• [What you will do]
Give only the number of lines below that contain the word "this".

• [Data records]
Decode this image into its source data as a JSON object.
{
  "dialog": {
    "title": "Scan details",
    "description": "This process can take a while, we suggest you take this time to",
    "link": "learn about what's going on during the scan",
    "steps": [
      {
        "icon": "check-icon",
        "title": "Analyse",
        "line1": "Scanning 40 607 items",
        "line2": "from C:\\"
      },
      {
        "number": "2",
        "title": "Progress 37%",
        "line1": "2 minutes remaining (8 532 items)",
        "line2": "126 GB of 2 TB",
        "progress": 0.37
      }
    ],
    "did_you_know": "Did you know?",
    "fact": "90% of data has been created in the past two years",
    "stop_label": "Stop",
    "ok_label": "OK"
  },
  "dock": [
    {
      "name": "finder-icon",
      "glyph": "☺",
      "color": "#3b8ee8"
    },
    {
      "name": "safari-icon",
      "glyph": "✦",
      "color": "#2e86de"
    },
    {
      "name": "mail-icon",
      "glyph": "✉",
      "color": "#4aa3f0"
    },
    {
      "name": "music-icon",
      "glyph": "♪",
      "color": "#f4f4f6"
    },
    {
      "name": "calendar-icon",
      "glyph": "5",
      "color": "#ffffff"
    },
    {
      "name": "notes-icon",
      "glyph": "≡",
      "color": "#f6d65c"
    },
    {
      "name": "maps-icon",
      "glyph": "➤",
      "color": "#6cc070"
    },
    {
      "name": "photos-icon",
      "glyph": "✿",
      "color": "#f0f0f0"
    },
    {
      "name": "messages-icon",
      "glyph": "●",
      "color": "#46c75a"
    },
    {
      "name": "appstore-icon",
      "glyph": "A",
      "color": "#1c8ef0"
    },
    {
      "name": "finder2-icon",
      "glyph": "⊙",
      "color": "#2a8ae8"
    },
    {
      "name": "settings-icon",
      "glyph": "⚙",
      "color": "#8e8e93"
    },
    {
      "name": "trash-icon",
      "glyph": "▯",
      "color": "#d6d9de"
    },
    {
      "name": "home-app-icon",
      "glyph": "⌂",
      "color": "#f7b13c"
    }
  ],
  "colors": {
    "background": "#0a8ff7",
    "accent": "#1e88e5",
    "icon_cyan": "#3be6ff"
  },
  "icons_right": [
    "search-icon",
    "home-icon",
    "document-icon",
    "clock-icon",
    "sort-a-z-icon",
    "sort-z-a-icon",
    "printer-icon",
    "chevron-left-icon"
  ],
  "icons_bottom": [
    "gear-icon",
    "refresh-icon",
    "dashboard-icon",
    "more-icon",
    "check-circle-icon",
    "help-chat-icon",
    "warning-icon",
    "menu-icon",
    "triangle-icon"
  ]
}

• [Answer for the task]
2